EXERCISE INPUTS:
════════════════════

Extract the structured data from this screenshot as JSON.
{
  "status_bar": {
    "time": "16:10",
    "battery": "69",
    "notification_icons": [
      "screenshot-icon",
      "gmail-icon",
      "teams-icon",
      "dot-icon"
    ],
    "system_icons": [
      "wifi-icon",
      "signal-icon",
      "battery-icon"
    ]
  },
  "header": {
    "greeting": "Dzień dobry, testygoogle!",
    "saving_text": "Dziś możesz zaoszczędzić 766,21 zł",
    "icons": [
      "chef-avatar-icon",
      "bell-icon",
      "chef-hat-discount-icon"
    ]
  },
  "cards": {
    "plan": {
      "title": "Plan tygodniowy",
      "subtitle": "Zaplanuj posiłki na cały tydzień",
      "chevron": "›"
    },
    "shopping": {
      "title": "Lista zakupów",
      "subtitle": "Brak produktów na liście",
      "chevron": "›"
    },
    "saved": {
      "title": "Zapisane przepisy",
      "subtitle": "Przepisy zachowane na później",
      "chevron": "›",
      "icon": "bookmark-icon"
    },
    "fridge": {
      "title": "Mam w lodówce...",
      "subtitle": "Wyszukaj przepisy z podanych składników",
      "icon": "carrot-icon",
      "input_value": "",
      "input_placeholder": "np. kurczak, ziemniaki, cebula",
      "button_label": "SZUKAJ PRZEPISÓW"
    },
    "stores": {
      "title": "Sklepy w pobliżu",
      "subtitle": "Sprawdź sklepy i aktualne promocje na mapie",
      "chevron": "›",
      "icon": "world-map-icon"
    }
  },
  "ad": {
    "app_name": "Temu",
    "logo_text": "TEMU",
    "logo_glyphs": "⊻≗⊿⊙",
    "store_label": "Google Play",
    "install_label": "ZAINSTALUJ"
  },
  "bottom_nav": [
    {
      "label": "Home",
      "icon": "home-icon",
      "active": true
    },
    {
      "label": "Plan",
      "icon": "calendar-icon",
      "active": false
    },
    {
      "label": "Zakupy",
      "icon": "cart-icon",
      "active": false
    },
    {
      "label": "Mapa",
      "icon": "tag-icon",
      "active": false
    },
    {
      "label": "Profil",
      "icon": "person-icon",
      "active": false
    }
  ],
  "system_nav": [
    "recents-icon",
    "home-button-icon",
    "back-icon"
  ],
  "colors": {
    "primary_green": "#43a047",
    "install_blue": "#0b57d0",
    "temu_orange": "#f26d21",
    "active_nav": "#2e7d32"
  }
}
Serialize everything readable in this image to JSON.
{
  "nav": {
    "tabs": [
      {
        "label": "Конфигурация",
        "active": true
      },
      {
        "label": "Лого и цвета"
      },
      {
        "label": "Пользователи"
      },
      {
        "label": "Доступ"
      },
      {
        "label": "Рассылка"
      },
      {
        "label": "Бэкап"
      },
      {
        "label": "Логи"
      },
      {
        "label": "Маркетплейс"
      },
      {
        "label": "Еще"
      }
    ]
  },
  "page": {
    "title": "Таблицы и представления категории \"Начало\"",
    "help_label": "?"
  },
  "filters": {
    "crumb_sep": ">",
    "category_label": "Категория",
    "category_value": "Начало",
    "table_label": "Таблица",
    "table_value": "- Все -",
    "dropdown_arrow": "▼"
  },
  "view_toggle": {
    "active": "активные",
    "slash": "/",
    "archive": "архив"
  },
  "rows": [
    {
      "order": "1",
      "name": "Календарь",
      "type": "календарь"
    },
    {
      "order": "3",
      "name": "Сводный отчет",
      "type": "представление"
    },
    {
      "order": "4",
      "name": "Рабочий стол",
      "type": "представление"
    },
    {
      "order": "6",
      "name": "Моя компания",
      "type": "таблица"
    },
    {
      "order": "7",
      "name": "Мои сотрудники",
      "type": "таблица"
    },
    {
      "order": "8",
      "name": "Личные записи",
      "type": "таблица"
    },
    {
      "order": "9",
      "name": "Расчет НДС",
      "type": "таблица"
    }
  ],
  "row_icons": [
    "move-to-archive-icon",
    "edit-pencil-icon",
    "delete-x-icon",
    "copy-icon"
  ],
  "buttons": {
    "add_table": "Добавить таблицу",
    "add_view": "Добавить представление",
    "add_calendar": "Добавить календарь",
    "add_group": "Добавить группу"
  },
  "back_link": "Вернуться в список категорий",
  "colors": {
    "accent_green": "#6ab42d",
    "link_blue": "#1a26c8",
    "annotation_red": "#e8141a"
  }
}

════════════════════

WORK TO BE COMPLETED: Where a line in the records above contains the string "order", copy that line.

FINISHED TASK:
      "order": "1",
      "order": "3",
      "order": "4",
      "order": "6",
      "order": "7",
      "order": "8",
      "order": "9",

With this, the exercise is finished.